#### [Data records]

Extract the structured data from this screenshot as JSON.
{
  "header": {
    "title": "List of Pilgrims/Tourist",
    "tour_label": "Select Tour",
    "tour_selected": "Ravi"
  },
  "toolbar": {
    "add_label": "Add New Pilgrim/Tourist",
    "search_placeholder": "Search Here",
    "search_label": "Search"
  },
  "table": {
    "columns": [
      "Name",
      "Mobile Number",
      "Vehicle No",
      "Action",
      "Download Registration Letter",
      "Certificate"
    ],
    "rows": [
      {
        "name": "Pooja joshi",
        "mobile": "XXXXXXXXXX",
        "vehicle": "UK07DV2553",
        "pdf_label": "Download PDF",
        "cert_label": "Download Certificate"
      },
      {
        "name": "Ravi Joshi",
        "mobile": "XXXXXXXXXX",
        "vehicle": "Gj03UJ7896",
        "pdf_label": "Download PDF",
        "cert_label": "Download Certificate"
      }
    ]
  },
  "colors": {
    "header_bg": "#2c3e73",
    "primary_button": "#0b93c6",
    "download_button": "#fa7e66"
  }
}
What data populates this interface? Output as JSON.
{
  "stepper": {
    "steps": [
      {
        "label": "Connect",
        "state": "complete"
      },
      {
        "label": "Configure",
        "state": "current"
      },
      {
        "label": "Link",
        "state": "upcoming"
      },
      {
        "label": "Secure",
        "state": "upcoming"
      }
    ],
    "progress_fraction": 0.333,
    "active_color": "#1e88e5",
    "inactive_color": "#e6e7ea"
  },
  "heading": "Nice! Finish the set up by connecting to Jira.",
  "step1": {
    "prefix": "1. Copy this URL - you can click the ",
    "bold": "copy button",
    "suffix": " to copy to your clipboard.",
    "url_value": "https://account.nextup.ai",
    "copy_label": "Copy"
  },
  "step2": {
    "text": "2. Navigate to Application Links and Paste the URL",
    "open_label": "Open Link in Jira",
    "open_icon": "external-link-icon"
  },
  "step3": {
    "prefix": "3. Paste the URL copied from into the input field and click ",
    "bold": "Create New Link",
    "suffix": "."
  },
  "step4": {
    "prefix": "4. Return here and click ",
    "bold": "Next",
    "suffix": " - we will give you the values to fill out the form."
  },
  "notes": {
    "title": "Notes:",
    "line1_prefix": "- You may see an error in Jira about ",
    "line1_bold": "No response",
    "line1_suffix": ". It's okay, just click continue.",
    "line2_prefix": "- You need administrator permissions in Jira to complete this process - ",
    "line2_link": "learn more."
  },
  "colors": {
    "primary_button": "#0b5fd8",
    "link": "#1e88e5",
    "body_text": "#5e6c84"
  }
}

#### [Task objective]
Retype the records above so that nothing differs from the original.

#### [Exercise answer]
Extract the structured data from this screenshot as JSON.
{
  "header": {
    "title": "List of Pilgrims/Tourist",
    "tour_label": "Select Tour",
    "tour_selected": "Ravi"
  },
  "toolbar": {
    "add_label": "Add New Pilgrim/Tourist",
    "search_placeholder": "Search Here",
    "search_label": "Search"
  },
  "table": {
    "columns": [
      "Name",
      "Mobile Number",
      "Vehicle No",
      "Action",
      "Download Registration Letter",
      "Certificate"
    ],
    "rows": [
      {
        "name": "Pooja joshi",
        "mobile": "XXXXXXXXXX",
        "vehicle": "UK07DV2553",
        "pdf_label": "Download PDF",
        "cert_label": "Download Certificate"
      },
      {
        "name": "Ravi Joshi",
        "mobile": "XXXXXXXXXX",
        "vehicle": "Gj03UJ7896",
        "pdf_label": "Download PDF",
        "cert_label": "Download Certificate"
      }
    ]
  },
  "colors": {
    "header_bg": "#2c3e73",
    "primary_button": "#0b93c6",
    "download_button": "#fa7e66"
  }
}
What data populates this interface? Output as JSON.
{
  "stepper": {
    "steps": [
      {
        "label": "Connect",
        "state": "complete"
      },
      {
        "label": "Configure",
        "state": "current"
      },
      {
        "label": "Link",
        "state": "upcoming"
      },
      {
        "label": "Secure",
        "state": "upcoming"
      }
    ],
    "progress_fraction": 0.333,
    "active_color": "#1e88e5",
    "inactive_color": "#e6e7ea"
  },
  "heading": "Nice! Finish the set up by connecting to Jira.",
  "step1": {
    "prefix": "1. Copy this URL - you can click the ",
    "bold": "copy button",
    "suffix": " to copy to your clipboard.",
    "url_value": "https://account.nextup.ai",
    "copy_label": "Copy"
  },
  "step2": {
    "text": "2. Navigate to Application Links and Paste the URL",
    "open_label": "Open Link in Jira",
    "open_icon": "external-link-icon"
  },
  "step3": {
    "prefix": "3. Paste the URL copied from into the input field and click ",
    "bold": "Create New Link",
    "suffix": "."
  },
  "step4": {
    "prefix": "4. Return here and click ",
    "bold": "Next",
    "suffix": " - we will give you the values to fill out the form."
  },
  "notes": {
    "title": "Notes:",
    "line1_prefix": "- You may see an error in Jira about ",
    "line1_bold": "No response",
    "line1_suffix": ". It's okay, just click continue.",
    "line2_prefix": "- You need administrator permissions in Jira to complete this process - ",
    "line2_link": "learn more."
  },
  "colors": {
    "primary_button": "#0b5fd8",
    "link": "#1e88e5",
    "body_text": "#5e6c84"
  }
}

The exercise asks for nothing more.